Allocasuarina littoralis.jpg
Allocasuarina littoralis. By Edward Minchen.
Scientific classification edit
Kingdom: Plantae
Clade: Angiosperms
Clade: Eudicots
Clade: Rosids
Order: Fagales
Family: Casuarinaceae
Genus: Allocasuarina
Species: A. littoralis
Binomial name
Allocasuarina littoralis
(Salisb.) L.A.S.Johnson
Occurrence data from AVH
  • Casuarina elegans Gentil[1]
  • Casuarina filiformis Gentil
  • Casuarina leptoclada Miq.
  • Casuarina littoralis Salisb.
  • Casuarina miquelii Hook.f. ex Miq.
  • Casuarina moesta F.Muell. ex Miq.
  • Casuarina ramuliflora Otto & A.Dietr.
  • Casuarina suberosa Otto & A.Dietr.
  • Casuarina suberosa Otto & Dietr.

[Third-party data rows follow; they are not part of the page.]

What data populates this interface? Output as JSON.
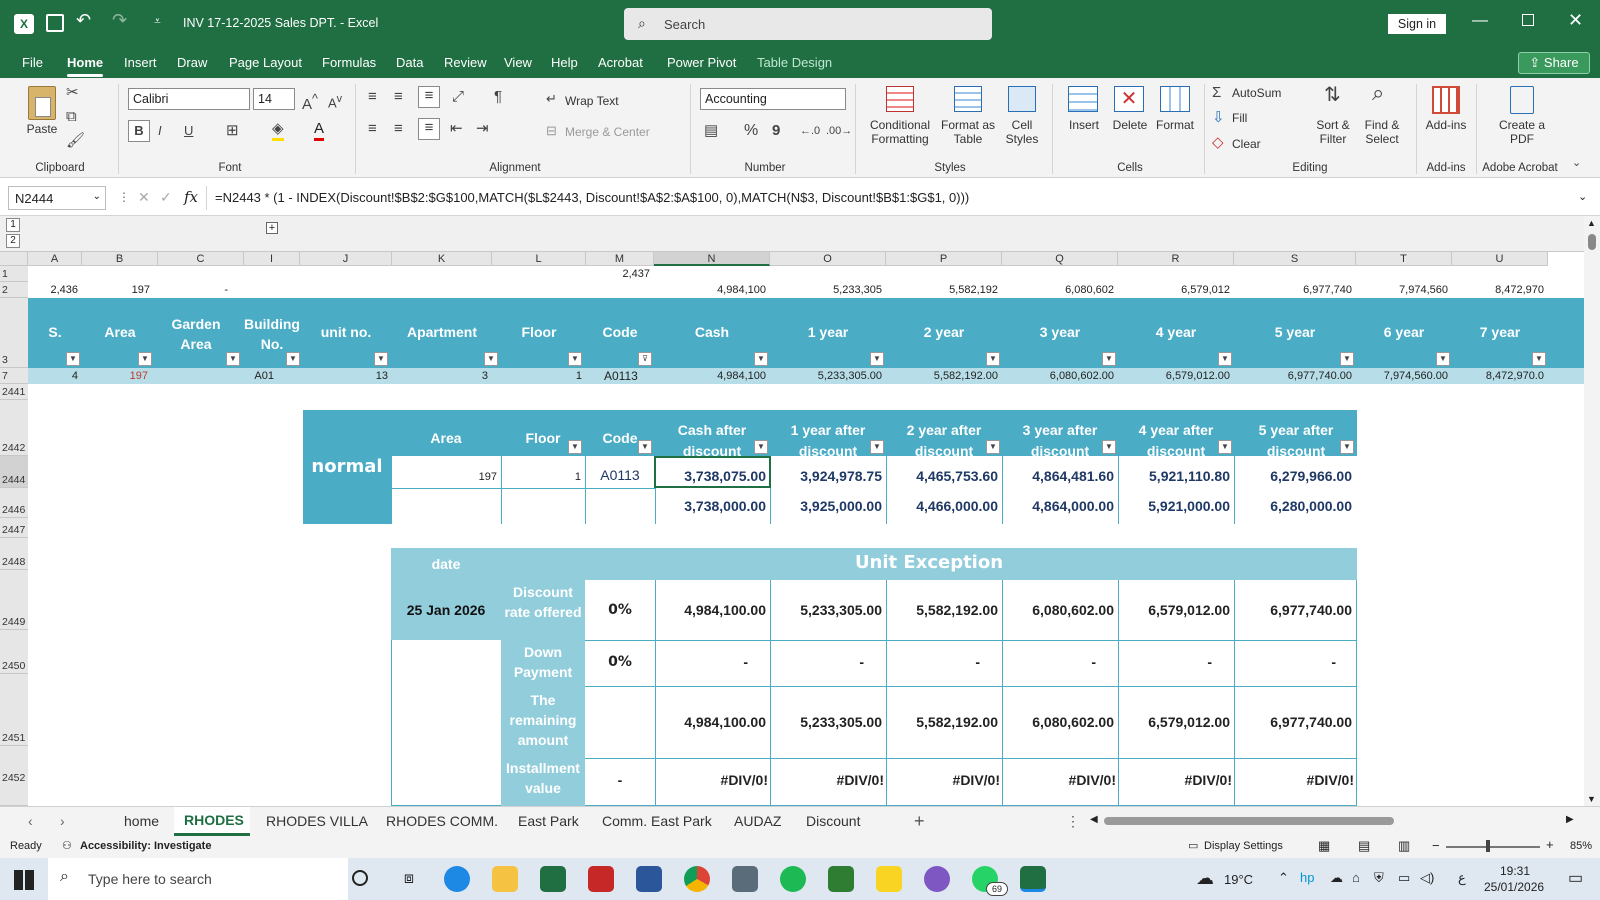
{
  "window": {
    "title": "INV 17-12-2025 Sales DPT.  -  Excel",
    "search_placeholder": "Search",
    "sign_in": "Sign in"
  },
  "menu": {
    "items": [
      "File",
      "Home",
      "Insert",
      "Draw",
      "Page Layout",
      "Formulas",
      "Data",
      "Review",
      "View",
      "Help",
      "Acrobat",
      "Power Pivot",
      "Table Design"
    ],
    "share": "Share"
  },
  "ribbon": {
    "clipboard": {
      "paste": "Paste",
      "label": "Clipboard"
    },
    "font": {
      "name": "Calibri",
      "size": "14",
      "label": "Font",
      "bold": "B",
      "italic": "I",
      "underline": "U"
    },
    "alignment": {
      "wrap": "Wrap Text",
      "merge": "Merge & Center",
      "label": "Alignment"
    },
    "number": {
      "format": "Accounting",
      "label": "Number",
      "percent": "%",
      "comma": "9"
    },
    "styles": {
      "conditional": "Conditional Formatting",
      "format_table": "Format as Table",
      "cell_styles": "Cell Styles",
      "label": "Styles"
    },
    "cells": {
      "insert": "Insert",
      "delete": "Delete",
      "format": "Format",
      "label": "Cells"
    },
    "editing": {
      "autosum": "AutoSum",
      "fill": "Fill",
      "clear": "Clear",
      "sort": "Sort & Filter",
      "find": "Find & Select",
      "label": "Editing"
    },
    "addins": {
      "btn": "Add-ins",
      "label": "Add-ins"
    },
    "acrobat": {
      "btn": "Create a PDF",
      "label": "Adobe Acrobat"
    }
  },
  "formula_bar": {
    "name_box": "N2444",
    "formula": "=N2443 * (1 - INDEX(Discount!$B$2:$G$100,MATCH($L$2443, Discount!$A$2:$A$100, 0),MATCH(N$3, Discount!$B$1:$G$1, 0)))"
  },
  "columns": [
    "A",
    "B",
    "C",
    "I",
    "J",
    "K",
    "L",
    "M",
    "N",
    "O",
    "P",
    "Q",
    "R",
    "S",
    "T",
    "U"
  ],
  "row1": {
    "M": "2,437"
  },
  "row2": {
    "A": "2,436",
    "B": "197",
    "C": "-",
    "N": "4,984,100",
    "O": "5,233,305",
    "P": "5,582,192",
    "Q": "6,080,602",
    "R": "6,579,012",
    "S": "6,977,740",
    "T": "7,974,560",
    "U": "8,472,970"
  },
  "table_headers": [
    "S.",
    "Area",
    "Garden Area",
    "Building No.",
    "unit no.",
    "Apartment",
    "Floor",
    "Code",
    "Cash",
    "1 year",
    "2 year",
    "3 year",
    "4 year",
    "5 year",
    "6 year",
    "7 year"
  ],
  "row7": {
    "A": "4",
    "B": "197",
    "I": "A01",
    "J": "13",
    "K": "3",
    "L": "1",
    "M": "A0113",
    "N": "4,984,100",
    "O": "5,233,305.00",
    "P": "5,582,192.00",
    "Q": "6,080,602.00",
    "R": "6,579,012.00",
    "S": "6,977,740.00",
    "T": "7,974,560.00",
    "U": "8,472,970.0"
  },
  "row_numbers": [
    "1",
    "2",
    "3",
    "7",
    "2441",
    "2442",
    "2444",
    "2446",
    "2447",
    "2448",
    "2449",
    "2450",
    "2451",
    "2452"
  ],
  "normal_block": {
    "label": "normal",
    "headers": [
      "Area",
      "Floor",
      "Code",
      "Cash after discount",
      "1 year after discount",
      "2 year after discount",
      "3 year after discount",
      "4 year after discount",
      "5 year after discount"
    ],
    "row1": [
      "197",
      "1",
      "A0113",
      "3,738,075.00",
      "3,924,978.75",
      "4,465,753.60",
      "4,864,481.60",
      "5,921,110.80",
      "6,279,966.00"
    ],
    "approx": "≈",
    "row2": [
      "3,738,000.00",
      "3,925,000.00",
      "4,466,000.00",
      "4,864,000.00",
      "5,921,000.00",
      "6,280,000.00"
    ]
  },
  "exception_block": {
    "date_label": "date",
    "date_value": "25 Jan 2026",
    "title": "Unit Exception",
    "rows": [
      {
        "label": "Discount rate offered",
        "pct": "0%",
        "values": [
          "4,984,100.00",
          "5,233,305.00",
          "5,582,192.00",
          "6,080,602.00",
          "6,579,012.00",
          "6,977,740.00"
        ]
      },
      {
        "label": "Down Payment",
        "pct": "0%",
        "values": [
          "-",
          "-",
          "-",
          "-",
          "-",
          "-"
        ]
      },
      {
        "label": "The remaining amount",
        "pct": "",
        "values": [
          "4,984,100.00",
          "5,233,305.00",
          "5,582,192.00",
          "6,080,602.00",
          "6,579,012.00",
          "6,977,740.00"
        ]
      },
      {
        "label": "Installment value",
        "pct": "-",
        "values": [
          "#DIV/0!",
          "#DIV/0!",
          "#DIV/0!",
          "#DIV/0!",
          "#DIV/0!",
          "#DIV/0!"
        ]
      }
    ]
  },
  "sheet_tabs": [
    "home",
    "RHODES",
    "RHODES VILLA",
    "RHODES COMM.",
    "East Park",
    "Comm. East Park",
    "AUDAZ",
    "Discount"
  ],
  "active_tab": "RHODES",
  "status": {
    "ready": "Ready",
    "accessibility": "Accessibility: Investigate",
    "display": "Display Settings",
    "zoom": "85%"
  },
  "taskbar": {
    "search": "Type here to search",
    "temp": "19°C",
    "time": "19:31",
    "date": "25/01/2026",
    "badge": "69",
    "lang": "ع"
  },
  "colors": {
    "excel_green": "#1f6f43",
    "header_teal": "#4bacc6",
    "light_teal": "#92cddc",
    "row7_bg": "#b7dee8",
    "navy_text": "#1f3864"
  }
}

Allocasuarina littoralis, commonly known as black sheoak, black she-oak, or river black-oak, is an endemic medium-sized Australian tree (usually up to 8 metres, but sometimes to 15 metres - coarse shrub in exposed maritime areas).[2][3] A. littoralis is named for its growth near the coast; this is somewhat misleading, as it will grow well both inland and in coastal zones.[4][5]

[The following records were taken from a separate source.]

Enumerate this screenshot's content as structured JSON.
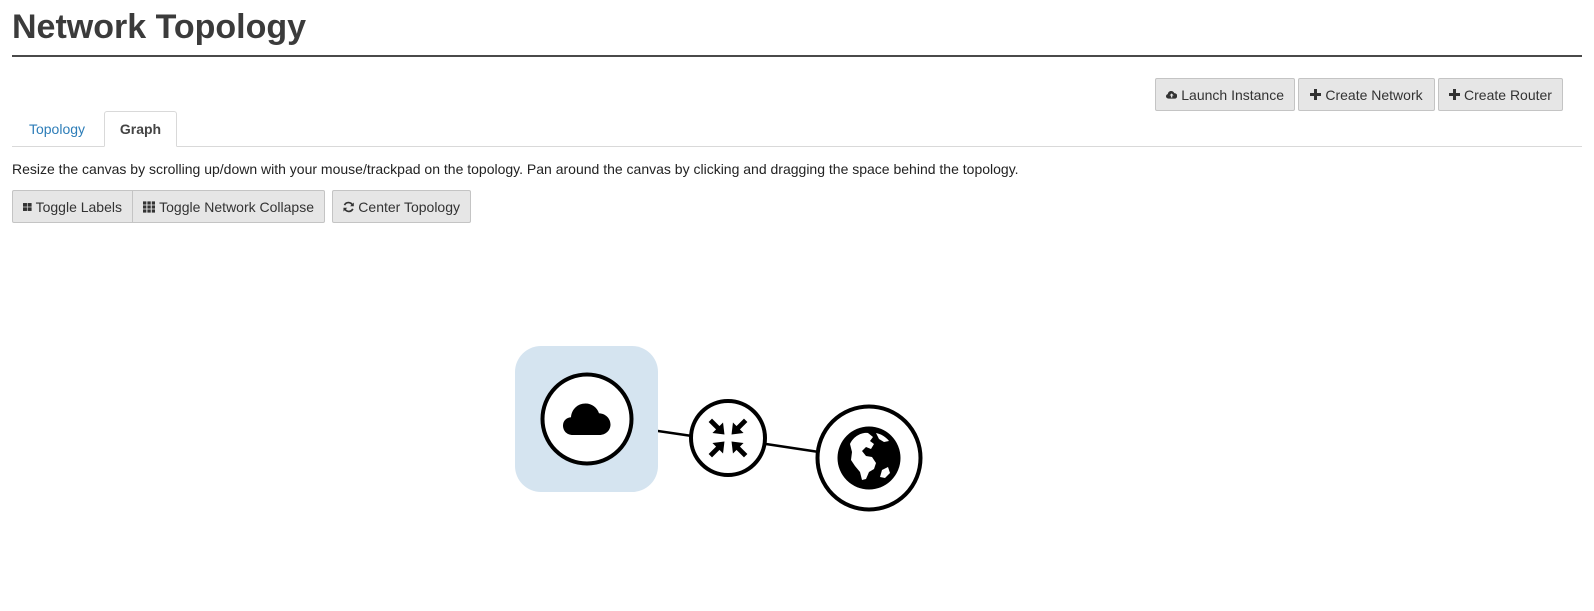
{
  "header": {
    "title": "Network Topology"
  },
  "actions": {
    "launch_instance": "Launch Instance",
    "create_network": "Create Network",
    "create_router": "Create Router"
  },
  "tabs": [
    {
      "label": "Topology",
      "active": false
    },
    {
      "label": "Graph",
      "active": true
    }
  ],
  "help_text": "Resize the canvas by scrolling up/down with your mouse/trackpad on the topology. Pan around the canvas by clicking and dragging the space behind the topology.",
  "toolbar": {
    "toggle_labels": "Toggle Labels",
    "toggle_network_collapse": "Toggle Network Collapse",
    "center_topology": "Center Topology"
  },
  "graph": {
    "nodes": [
      {
        "name": "network",
        "icon": "cloud-icon"
      },
      {
        "name": "router",
        "icon": "compress-arrows-icon"
      },
      {
        "name": "external-network",
        "icon": "globe-icon"
      }
    ],
    "colors": {
      "network_highlight": "#d5e4f0",
      "stroke": "#000000"
    }
  }
}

This evergreen Casaurina tree is noted for its modified branchlets appearing to be leaves (5–8 cm long) and narrow width (no more than 4 mm) and the true leaves are, in fact minute (rarely larger than 1mm) and occur on the tips of the modified branchlets.[6] It is a relatively fast growing tree (up to 800mm. a year) making it very suitable for planting along roadsides. The showy red male flowers appear in spring.[4] It is usually dioecious.


The species occurs in Queensland, New South Wales, Australian Capital Territory, Victoria, and Tasmania.[2] It grows in woodland and sometimes in tall heath, and it grows in sandy and other poor soils.[5]


  1. ^ Gentil Pl. Cult. Serres Jard. Bot. Brux. 48 1907
  2. ^ a b "Allocasuarina littoralis (Salisb.) L.A.S.Johnson". Australian Plant Name Index. Australian National Botanic Gardens. Retrieved 2014-03-29.
  3. ^ "Common names for black she-oak (Allocasuarina littoralis)". Encyclopedia of Life. Retrieved 2014-04-05.
  4. ^ a b "Allocasuarina littoralis". Metropolitan Tree Growers Pty. Ltd. Archived from the original on 2009-09-01. Retrieved 2009-06-17.
  5. ^ a b "ABRS Flora of Australia Online Search Results: Allocasuarina littoralis (Salisb.) L.A.S.Johnson". Flora of Australia Online. Australian National Botanic Gardens. Retrieved 2014-03-29.
  6. ^ Flora of Victoria (1999)

External links[edit]